Diffstat (limited to 'mm/internal.h')
-rw-r--r--mm/internal.h5
1 files changed, 5 insertions, 0 deletions
diff --git a/mm/internal.h b/mm/internal.h
index 57e28261a3b1..cf3cb933eba3 100644
--- a/mm/internal.h
+++ b/mm/internal.h
@@ -543,12 +543,17 @@ static inline void mminit_validate_memmodel_limits(unsigned long *start_pfn,
#ifdef CONFIG_NUMA
extern int node_reclaim(struct pglist_data *, gfp_t, unsigned int);
+extern int find_next_best_node(int node, nodemask_t *used_node_mask);
#else
static inline int node_reclaim(struct pglist_data *pgdat, gfp_t mask,
unsigned int order)
{
return NODE_RECLAIM_NOSCAN;
}
+static inline int find_next_best_node(int node, nodemask_t *used_node_mask)
+{
+ return NUMA_NO_NODE;

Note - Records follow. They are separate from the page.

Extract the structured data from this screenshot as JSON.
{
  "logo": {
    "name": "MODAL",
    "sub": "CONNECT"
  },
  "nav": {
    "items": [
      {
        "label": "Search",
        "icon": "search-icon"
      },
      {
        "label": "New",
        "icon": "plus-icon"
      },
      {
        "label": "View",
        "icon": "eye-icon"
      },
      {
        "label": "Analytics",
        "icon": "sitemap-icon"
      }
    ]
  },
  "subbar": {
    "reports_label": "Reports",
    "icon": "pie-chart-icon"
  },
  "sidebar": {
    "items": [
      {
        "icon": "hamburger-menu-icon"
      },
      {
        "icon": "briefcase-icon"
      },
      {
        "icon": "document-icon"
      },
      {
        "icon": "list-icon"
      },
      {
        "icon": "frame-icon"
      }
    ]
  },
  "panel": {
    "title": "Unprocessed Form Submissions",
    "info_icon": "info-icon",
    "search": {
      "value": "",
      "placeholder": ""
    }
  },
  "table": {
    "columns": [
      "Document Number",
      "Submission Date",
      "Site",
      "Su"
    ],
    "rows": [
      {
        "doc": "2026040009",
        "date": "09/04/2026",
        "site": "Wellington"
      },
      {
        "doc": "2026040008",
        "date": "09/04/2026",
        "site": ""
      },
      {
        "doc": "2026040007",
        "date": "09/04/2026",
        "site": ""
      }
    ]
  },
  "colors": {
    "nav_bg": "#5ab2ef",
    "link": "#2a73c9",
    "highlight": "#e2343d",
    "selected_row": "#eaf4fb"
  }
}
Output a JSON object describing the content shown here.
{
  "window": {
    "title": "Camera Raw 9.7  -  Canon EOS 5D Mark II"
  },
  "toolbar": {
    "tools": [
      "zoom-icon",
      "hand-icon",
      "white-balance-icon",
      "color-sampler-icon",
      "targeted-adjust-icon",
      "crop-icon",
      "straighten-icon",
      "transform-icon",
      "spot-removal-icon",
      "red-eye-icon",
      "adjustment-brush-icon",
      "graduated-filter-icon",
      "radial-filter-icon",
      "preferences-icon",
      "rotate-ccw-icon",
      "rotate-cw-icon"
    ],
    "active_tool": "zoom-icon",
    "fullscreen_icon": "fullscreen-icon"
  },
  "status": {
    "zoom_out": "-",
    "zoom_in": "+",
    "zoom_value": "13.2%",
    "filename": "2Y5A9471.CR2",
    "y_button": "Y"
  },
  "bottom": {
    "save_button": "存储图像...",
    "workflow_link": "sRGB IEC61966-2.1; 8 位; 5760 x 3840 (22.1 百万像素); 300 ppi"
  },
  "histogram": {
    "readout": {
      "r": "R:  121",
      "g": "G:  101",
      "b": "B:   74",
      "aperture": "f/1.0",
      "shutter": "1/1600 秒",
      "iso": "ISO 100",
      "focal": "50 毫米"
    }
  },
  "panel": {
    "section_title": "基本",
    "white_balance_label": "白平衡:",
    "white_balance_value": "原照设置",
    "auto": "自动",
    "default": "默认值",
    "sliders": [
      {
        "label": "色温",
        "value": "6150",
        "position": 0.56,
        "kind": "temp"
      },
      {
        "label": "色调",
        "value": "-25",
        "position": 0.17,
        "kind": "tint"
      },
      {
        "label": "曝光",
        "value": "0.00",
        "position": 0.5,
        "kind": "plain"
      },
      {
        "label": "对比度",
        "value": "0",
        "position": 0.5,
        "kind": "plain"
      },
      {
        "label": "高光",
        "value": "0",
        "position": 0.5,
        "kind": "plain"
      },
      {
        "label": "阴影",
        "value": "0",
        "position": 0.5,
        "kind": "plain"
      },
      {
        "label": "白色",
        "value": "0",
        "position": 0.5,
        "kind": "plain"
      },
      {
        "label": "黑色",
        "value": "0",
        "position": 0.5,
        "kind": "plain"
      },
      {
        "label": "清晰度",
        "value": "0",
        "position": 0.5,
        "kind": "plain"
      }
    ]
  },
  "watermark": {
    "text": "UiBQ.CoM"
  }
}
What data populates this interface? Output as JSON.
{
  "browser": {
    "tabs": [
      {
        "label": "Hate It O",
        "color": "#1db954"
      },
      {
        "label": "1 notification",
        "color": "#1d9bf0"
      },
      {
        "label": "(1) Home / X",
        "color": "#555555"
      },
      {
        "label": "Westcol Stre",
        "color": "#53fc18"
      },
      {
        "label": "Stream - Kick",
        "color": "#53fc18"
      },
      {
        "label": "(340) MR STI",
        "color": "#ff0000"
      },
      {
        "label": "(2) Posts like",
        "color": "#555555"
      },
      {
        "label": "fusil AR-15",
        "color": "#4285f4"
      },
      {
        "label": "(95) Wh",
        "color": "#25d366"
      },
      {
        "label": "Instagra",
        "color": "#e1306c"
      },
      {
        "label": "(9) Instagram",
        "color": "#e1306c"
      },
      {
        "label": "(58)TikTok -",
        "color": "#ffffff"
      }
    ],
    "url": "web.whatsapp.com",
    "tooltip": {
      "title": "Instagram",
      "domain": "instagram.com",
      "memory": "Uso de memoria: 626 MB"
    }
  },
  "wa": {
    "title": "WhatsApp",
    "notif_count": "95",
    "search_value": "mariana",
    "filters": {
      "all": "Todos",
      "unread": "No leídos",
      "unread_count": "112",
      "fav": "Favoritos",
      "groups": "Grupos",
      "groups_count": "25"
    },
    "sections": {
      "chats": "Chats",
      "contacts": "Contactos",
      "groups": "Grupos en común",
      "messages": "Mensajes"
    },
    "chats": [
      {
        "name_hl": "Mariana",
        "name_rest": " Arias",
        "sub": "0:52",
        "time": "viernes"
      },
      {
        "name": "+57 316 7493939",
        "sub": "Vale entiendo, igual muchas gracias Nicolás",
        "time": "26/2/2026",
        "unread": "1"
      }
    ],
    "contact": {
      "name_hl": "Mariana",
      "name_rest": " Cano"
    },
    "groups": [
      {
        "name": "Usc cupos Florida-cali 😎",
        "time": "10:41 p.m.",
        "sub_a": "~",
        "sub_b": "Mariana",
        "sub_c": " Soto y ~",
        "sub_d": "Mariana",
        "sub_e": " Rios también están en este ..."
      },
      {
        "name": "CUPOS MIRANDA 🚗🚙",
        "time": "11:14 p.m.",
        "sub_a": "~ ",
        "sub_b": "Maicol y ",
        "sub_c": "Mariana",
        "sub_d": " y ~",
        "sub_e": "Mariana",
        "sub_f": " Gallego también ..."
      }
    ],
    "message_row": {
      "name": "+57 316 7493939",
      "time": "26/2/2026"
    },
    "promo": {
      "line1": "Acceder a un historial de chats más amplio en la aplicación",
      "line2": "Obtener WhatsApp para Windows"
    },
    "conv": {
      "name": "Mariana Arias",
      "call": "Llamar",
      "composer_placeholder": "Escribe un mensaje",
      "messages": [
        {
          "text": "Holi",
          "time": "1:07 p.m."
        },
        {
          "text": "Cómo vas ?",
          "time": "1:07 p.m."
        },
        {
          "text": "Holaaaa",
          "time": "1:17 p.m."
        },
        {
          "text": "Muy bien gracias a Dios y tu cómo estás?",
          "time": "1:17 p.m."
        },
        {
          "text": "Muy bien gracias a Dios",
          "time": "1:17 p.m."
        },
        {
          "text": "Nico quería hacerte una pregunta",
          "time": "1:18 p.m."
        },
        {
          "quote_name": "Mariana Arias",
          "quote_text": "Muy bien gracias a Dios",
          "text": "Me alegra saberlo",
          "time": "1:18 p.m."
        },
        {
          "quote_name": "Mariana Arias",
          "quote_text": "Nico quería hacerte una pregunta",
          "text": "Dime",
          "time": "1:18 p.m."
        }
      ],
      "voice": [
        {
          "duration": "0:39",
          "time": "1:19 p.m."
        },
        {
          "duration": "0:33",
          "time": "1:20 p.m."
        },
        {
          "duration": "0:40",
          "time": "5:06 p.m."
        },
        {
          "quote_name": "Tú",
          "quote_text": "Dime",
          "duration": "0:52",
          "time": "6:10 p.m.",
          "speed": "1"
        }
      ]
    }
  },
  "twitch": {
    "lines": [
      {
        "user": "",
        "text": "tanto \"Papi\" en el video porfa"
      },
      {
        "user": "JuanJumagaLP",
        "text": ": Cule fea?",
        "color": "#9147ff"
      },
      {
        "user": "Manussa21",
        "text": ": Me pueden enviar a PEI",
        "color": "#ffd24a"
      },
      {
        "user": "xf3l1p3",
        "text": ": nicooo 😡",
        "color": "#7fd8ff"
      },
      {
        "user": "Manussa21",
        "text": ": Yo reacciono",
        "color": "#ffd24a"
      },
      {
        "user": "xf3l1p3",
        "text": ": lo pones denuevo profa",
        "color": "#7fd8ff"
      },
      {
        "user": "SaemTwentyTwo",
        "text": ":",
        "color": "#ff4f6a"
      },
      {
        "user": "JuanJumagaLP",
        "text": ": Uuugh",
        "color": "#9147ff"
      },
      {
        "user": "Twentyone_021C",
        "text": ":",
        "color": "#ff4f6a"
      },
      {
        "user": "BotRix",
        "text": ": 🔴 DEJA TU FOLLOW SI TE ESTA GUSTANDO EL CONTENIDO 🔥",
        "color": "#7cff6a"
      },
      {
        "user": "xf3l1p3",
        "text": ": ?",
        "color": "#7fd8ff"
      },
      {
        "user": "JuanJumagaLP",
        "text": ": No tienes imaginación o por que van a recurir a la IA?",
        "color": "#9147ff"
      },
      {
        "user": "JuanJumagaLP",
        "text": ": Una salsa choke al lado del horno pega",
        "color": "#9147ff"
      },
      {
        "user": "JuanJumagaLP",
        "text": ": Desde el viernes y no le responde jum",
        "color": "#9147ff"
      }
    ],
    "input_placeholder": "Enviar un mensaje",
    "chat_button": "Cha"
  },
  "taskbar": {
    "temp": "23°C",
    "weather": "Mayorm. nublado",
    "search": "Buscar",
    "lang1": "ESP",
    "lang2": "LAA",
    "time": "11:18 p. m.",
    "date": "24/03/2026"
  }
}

+}
#endif
extern int hwpoison_filter(struct page *p);